[Entries from a dataset of interfaces]

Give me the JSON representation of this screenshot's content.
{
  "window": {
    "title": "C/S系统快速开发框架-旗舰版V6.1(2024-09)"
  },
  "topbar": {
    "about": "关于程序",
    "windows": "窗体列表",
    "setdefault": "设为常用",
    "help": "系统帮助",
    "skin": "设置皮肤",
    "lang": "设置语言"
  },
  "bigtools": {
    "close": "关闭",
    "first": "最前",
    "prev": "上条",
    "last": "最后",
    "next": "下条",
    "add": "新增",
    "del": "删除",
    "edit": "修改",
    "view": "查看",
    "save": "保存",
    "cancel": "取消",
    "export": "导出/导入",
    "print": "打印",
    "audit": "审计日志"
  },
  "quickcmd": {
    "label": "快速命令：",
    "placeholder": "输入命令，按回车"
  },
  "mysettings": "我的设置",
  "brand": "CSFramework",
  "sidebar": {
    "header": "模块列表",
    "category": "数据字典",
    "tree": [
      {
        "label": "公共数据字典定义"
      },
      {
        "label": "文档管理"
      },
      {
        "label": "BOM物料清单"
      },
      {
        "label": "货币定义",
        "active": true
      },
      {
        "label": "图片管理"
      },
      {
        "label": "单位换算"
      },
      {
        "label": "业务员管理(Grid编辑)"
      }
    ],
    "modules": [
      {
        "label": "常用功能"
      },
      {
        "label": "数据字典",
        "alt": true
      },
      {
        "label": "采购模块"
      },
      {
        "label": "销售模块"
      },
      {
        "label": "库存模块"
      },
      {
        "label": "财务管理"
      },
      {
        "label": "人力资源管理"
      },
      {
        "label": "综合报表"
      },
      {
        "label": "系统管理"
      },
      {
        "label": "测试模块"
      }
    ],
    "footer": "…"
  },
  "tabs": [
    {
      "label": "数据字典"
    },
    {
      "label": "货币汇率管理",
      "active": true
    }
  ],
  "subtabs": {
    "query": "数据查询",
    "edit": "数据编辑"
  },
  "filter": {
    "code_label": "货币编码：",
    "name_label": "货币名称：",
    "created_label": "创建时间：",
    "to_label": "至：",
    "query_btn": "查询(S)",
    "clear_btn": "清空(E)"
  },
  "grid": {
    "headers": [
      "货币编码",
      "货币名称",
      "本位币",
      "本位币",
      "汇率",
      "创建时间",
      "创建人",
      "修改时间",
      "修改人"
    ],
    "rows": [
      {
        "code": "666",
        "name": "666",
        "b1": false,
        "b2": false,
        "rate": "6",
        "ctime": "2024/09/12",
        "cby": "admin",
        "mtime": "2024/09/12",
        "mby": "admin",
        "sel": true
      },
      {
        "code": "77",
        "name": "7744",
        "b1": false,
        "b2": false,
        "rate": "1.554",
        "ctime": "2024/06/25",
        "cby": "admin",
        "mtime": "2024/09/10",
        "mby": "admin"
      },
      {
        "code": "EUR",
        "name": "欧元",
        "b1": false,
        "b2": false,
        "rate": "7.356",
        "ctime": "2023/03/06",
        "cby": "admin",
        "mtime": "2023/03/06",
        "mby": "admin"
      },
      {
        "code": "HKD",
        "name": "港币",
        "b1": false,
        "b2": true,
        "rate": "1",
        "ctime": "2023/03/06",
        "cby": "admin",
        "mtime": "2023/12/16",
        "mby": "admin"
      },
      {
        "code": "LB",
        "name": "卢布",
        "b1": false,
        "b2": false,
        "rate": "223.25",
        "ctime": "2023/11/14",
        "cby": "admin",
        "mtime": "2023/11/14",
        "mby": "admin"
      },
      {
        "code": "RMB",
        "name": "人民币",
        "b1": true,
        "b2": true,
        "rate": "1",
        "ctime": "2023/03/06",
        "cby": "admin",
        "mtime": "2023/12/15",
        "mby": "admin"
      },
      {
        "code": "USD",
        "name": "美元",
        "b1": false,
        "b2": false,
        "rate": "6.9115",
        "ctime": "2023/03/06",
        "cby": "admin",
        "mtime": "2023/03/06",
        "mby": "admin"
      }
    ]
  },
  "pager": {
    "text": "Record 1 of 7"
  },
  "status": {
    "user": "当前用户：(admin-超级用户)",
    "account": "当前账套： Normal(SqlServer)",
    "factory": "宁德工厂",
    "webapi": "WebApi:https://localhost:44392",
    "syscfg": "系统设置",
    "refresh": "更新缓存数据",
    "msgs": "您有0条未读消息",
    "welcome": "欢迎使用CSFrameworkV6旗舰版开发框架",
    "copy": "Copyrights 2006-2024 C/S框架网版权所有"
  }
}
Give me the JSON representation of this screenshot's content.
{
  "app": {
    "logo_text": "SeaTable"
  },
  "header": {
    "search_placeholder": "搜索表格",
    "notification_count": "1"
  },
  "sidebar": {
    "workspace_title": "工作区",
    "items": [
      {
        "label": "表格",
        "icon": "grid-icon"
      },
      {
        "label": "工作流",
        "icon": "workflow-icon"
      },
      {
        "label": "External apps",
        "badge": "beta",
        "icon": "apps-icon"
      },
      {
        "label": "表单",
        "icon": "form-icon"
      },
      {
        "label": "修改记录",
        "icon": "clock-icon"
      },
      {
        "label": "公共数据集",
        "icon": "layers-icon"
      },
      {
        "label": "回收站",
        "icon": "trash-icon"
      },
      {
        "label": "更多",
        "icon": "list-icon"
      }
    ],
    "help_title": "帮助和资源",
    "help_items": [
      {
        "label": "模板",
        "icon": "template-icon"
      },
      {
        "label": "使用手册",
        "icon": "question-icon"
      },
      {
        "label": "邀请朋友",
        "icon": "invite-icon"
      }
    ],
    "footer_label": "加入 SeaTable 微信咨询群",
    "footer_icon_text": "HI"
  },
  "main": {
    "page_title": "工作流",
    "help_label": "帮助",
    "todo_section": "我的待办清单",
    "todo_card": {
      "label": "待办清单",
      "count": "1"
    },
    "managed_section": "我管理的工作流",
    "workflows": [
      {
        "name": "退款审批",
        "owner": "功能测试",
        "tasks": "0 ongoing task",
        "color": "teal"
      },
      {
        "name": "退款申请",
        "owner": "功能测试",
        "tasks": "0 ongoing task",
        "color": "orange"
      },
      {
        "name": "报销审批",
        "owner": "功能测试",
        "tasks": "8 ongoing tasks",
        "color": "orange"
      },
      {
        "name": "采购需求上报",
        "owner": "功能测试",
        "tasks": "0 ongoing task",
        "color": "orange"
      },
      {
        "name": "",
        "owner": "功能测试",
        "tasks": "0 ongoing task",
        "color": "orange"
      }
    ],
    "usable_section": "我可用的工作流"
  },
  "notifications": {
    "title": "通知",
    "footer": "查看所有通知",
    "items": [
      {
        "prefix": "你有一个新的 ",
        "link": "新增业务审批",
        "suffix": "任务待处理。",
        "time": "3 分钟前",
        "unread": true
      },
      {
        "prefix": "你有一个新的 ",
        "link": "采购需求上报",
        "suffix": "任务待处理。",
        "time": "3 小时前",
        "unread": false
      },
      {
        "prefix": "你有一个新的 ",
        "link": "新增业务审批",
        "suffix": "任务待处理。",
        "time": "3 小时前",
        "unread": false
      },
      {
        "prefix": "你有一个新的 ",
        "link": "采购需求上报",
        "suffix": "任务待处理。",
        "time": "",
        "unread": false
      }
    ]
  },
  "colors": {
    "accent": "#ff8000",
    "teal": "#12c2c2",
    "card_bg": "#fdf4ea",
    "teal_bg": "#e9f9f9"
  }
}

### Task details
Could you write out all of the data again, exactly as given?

### Exercise answer
Give me the JSON representation of this screenshot's content.
{
  "window": {
    "title": "C/S系统快速开发框架-旗舰版V6.1(2024-09)"
  },
  "topbar": {
    "about": "关于程序",
    "windows": "窗体列表",
    "setdefault": "设为常用",
    "help": "系统帮助",
    "skin": "设置皮肤",
    "lang": "设置语言"
  },
  "bigtools": {
    "close": "关闭",
    "first": "最前",
    "prev": "上条",
    "last": "最后",
    "next": "下条",
    "add": "新增",
    "del": "删除",
    "edit": "修改",
    "view": "查看",
    "save": "保存",
    "cancel": "取消",
    "export": "导出/导入",
    "print": "打印",
    "audit": "审计日志"
  },
  "quickcmd": {
    "label": "快速命令：",
    "placeholder": "输入命令，按回车"
  },
  "mysettings": "我的设置",
  "brand": "CSFramework",
  "sidebar": {
    "header": "模块列表",
    "category": "数据字典",
    "tree": [
      {
        "label": "公共数据字典定义"
      },
      {
        "label": "文档管理"
      },
      {
        "label": "BOM物料清单"
      },
      {
        "label": "货币定义",
        "active": true
      },
      {
        "label": "图片管理"
      },
      {
        "label": "单位换算"
      },
      {
        "label": "业务员管理(Grid编辑)"
      }
    ],
    "modules": [
      {
        "label": "常用功能"
      },
      {
        "label": "数据字典",
        "alt": true
      },
      {
        "label": "采购模块"
      },
      {
        "label": "销售模块"
      },
      {
        "label": "库存模块"
      },
      {
        "label": "财务管理"
      },
      {
        "label": "人力资源管理"
      },
      {
        "label": "综合报表"
      },
      {
        "label": "系统管理"
      },
      {
        "label": "测试模块"
      }
    ],
    "footer": "…"
  },
  "tabs": [
    {
      "label": "数据字典"
    },
    {
      "label": "货币汇率管理",
      "active": true
    }
  ],
  "subtabs": {
    "query": "数据查询",
    "edit": "数据编辑"
  },
  "filter": {
    "code_label": "货币编码：",
    "name_label": "货币名称：",
    "created_label": "创建时间：",
    "to_label": "至：",
    "query_btn": "查询(S)",
    "clear_btn": "清空(E)"
  },
  "grid": {
    "headers": [
      "货币编码",
      "货币名称",
      "本位币",
      "本位币",
      "汇率",
      "创建时间",
      "创建人",
      "修改时间",
      "修改人"
    ],
    "rows": [
      {
        "code": "666",
        "name": "666",
        "b1": false,
        "b2": false,
        "rate": "6",
        "ctime": "2024/09/12",
        "cby": "admin",
        "mtime": "2024/09/12",
        "mby": "admin",
        "sel": true
      },
      {
        "code": "77",
        "name": "7744",
        "b1": false,
        "b2": false,
        "rate": "1.554",
        "ctime": "2024/06/25",
        "cby": "admin",
        "mtime": "2024/09/10",
        "mby": "admin"
      },
      {
        "code": "EUR",
        "name": "欧元",
        "b1": false,
        "b2": false,
        "rate": "7.356",
        "ctime": "2023/03/06",
        "cby": "admin",
        "mtime": "2023/03/06",
        "mby": "admin"
      },
      {
        "code": "HKD",
        "name": "港币",
        "b1": false,
        "b2": true,
        "rate": "1",
        "ctime": "2023/03/06",
        "cby": "admin",
        "mtime": "2023/12/16",
        "mby": "admin"
      },
      {
        "code": "LB",
        "name": "卢布",
        "b1": false,
        "b2": false,
        "rate": "223.25",
        "ctime": "2023/11/14",
        "cby": "admin",
        "mtime": "2023/11/14",
        "mby": "admin"
      },
      {
        "code": "RMB",
        "name": "人民币",
        "b1": true,
        "b2": true,
        "rate": "1",
        "ctime": "2023/03/06",
        "cby": "admin",
        "mtime": "2023/12/15",
        "mby": "admin"
      },
      {
        "code": "USD",
        "name": "美元",
        "b1": false,
        "b2": false,
        "rate": "6.9115",
        "ctime": "2023/03/06",
        "cby": "admin",
        "mtime": "2023/03/06",
        "mby": "admin"
      }
    ]
  },
  "pager": {
    "text": "Record 1 of 7"
  },
  "status": {
    "user": "当前用户：(admin-超级用户)",
    "account": "当前账套： Normal(SqlServer)",
    "factory": "宁德工厂",
    "webapi": "WebApi:https://localhost:44392",
    "syscfg": "系统设置",
    "refresh": "更新缓存数据",
    "msgs": "您有0条未读消息",
    "welcome": "欢迎使用CSFrameworkV6旗舰版开发框架",
    "copy": "Copyrights 2006-2024 C/S框架网版权所有"
  }
}
Give me the JSON representation of this screenshot's content.
{
  "app": {
    "logo_text": "SeaTable"
  },
  "header": {
    "search_placeholder": "搜索表格",
    "notification_count": "1"
  },
  "sidebar": {
    "workspace_title": "工作区",
    "items": [
      {
        "label": "表格",
        "icon": "grid-icon"
      },
      {
        "label": "工作流",
        "icon": "workflow-icon"
      },
      {
        "label": "External apps",
        "badge": "beta",
        "icon": "apps-icon"
      },
      {
        "label": "表单",
        "icon": "form-icon"
      },
      {
        "label": "修改记录",
        "icon": "clock-icon"
      },
      {
        "label": "公共数据集",
        "icon": "layers-icon"
      },
      {
        "label": "回收站",
        "icon": "trash-icon"
      },
      {
        "label": "更多",
        "icon": "list-icon"
      }
    ],
    "help_title": "帮助和资源",
    "help_items": [
      {
        "label": "模板",
        "icon": "template-icon"
      },
      {
        "label": "使用手册",
        "icon": "question-icon"
      },
      {
        "label": "邀请朋友",
        "icon": "invite-icon"
      }
    ],
    "footer_label": "加入 SeaTable 微信咨询群",
    "footer_icon_text": "HI"
  },
  "main": {
    "page_title": "工作流",
    "help_label": "帮助",
    "todo_section": "我的待办清单",
    "todo_card": {
      "label": "待办清单",
      "count": "1"
    },
    "managed_section": "我管理的工作流",
    "workflows": [
      {
        "name": "退款审批",
        "owner": "功能测试",
        "tasks": "0 ongoing task",
        "color": "teal"
      },
      {
        "name": "退款申请",
        "owner": "功能测试",
        "tasks": "0 ongoing task",
        "color": "orange"
      },
      {
        "name": "报销审批",
        "owner": "功能测试",
        "tasks": "8 ongoing tasks",
        "color": "orange"
      },
      {
        "name": "采购需求上报",
        "owner": "功能测试",
        "tasks": "0 ongoing task",
        "color": "orange"
      },
      {
        "name": "",
        "owner": "功能测试",
        "tasks": "0 ongoing task",
        "color": "orange"
      }
    ],
    "usable_section": "我可用的工作流"
  },
  "notifications": {
    "title": "通知",
    "footer": "查看所有通知",
    "items": [
      {
        "prefix": "你有一个新的 ",
        "link": "新增业务审批",
        "suffix": "任务待处理。",
        "time": "3 分钟前",
        "unread": true
      },
      {
        "prefix": "你有一个新的 ",
        "link": "采购需求上报",
        "suffix": "任务待处理。",
        "time": "3 小时前",
        "unread": false
      },
      {
        "prefix": "你有一个新的 ",
        "link": "新增业务审批",
        "suffix": "任务待处理。",
        "time": "3 小时前",
        "unread": false
      },
      {
        "prefix": "你有一个新的 ",
        "link": "采购需求上报",
        "suffix": "任务待处理。",
        "time": "",
        "unread": false
      }
    ]
  },
  "colors": {
    "accent": "#ff8000",
    "teal": "#12c2c2",
    "card_bg": "#fdf4ea",
    "teal_bg": "#e9f9f9"
  }
}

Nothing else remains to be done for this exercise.